Seed for Bidens aristosa var. mutica is available from several sources including Prairie Moon Nursery. In my test moist stratified seed (90 days/40F) showed a very high rate of germination. In fact, germination had started while still under refrigeration in the dark. One potential difficulty in a native annuals garden is that the seedlings look the same as those for 'weedy' B. frondosa, Devil’s beggarticks. Differences will become apparent as the mature leaves appear, the leaflets of B. aristosa are much more deeply toothed.  In my garden I have Sulfur Cosmos (Cosmos sulfureus) growing from seed in the same bed. The plants look very similar, but the first set of true leaves of the Cosmos are rounded, not pointed. Also the Cosmos comes up several weeks after the Bidens seedlings first appear.

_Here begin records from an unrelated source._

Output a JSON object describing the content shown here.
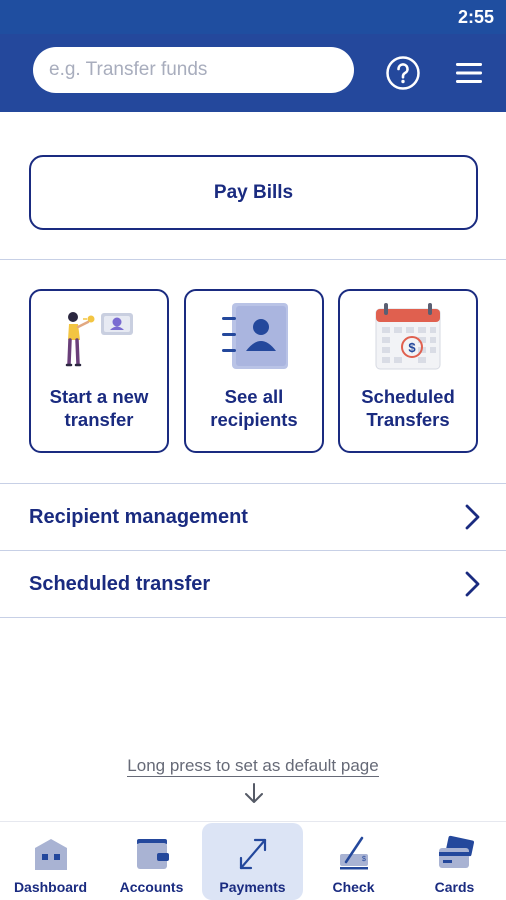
{
  "status_bar": {
    "time": "2:55"
  },
  "header": {
    "search_placeholder": "e.g. Transfer funds",
    "help_icon": "question-circle-icon",
    "menu_icon": "hamburger-menu-icon"
  },
  "pay_bills": {
    "label": "Pay Bills"
  },
  "tiles": [
    {
      "line1": "Start a new",
      "line2": "transfer",
      "icon": "person-phone-transfer-illustration"
    },
    {
      "line1": "See all",
      "line2": "recipients",
      "icon": "address-book-illustration"
    },
    {
      "line1": "Scheduled",
      "line2": "Transfers",
      "icon": "calendar-dollar-illustration"
    }
  ],
  "rows": [
    {
      "label": "Recipient management",
      "icon": "chevron-right-icon"
    },
    {
      "label": "Scheduled transfer",
      "icon": "chevron-right-icon"
    }
  ],
  "hint": {
    "text": "Long press to set as default page"
  },
  "tabbar": {
    "active": "Payments",
    "tabs": [
      {
        "label": "Dashboard",
        "icon": "bank-building-icon"
      },
      {
        "label": "Accounts",
        "icon": "wallet-icon"
      },
      {
        "label": "Payments",
        "icon": "transfer-arrows-icon"
      },
      {
        "label": "Check",
        "icon": "check-deposit-icon"
      },
      {
        "label": "Cards",
        "icon": "credit-cards-icon"
      }
    ]
  },
  "colors": {
    "primary": "#1a2b80",
    "header_bg": "#24489c",
    "status_bg": "#1f4ea0",
    "active_tab_bg": "#dce4f5"
  }
}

There are three other annual Bidens native to the Northeast US worth mentioning here. All of these grow 3-4 feet tall and prefer moist to wet soils.
  • Smooth Bidens, B. laevis, has flowers that are slightly smaller and nod downward when in full bloom. Seeds are available from Native Ventures in Louisiana.
  • Nodding Beggarticks, B. cernua, also has smaller flowers, but the bloom starts as early as June, extending to Septmeber.  
  • Northern Tickseed Sunflower, B coronata.  For the taxonomists out there there corrected name for this plant is B. trichosperma, but it will take some time for this to be updated.  Seeds for these last two plants are available from Prairie Moon Nursery.
All three of these species are indigenous to the eastern half of Massachusetts.

I will be trying out the Northern Tickseed this year and comparing it to the Swamp Marigold. One thing I will watch for is how popular the flowers are with pollinators. Northern tickseed is a Massachusetts native, while the swamp marigold, while found in the wild, is not listed as indigenous to Massachusetts.

Bidens ferulifolia – Apache Beggarticks

The last member of the genus I will mention here is Apache Beggarticks. These are low growing perennials originally found growing in open fields in southern Arizona and into Mexico. As the species, this plant has small yellow flowers; however, a number of larger flowered cultivars have been developed that perform well as annuals in gardens here in the Northeast. The species name ferulifolia is a reference to the fennel-like foliage.

Several cultivars of this plant are available as seeds and as small plants from nurseries. An example is B. ferulifolia ‘Peter’s Golden Carpet’ available from Proven Winners. This cultivar grows 10-15” in height and spread, producing copious amounts of honey-yellow, 5-7-petaled flowers, 1-1.5” in diameter, from mid-summer to frost (earlier if starting from nursery stock). This Bidens likes full sun and average soil moisture (mesic), thought it will tolerate droughty conditions. These plants perform well on the front edges of a border and in hanging baskets. Plants that I have observed returning from seed in Cambridge, MA have retained the character of the cultivar over least 3 years.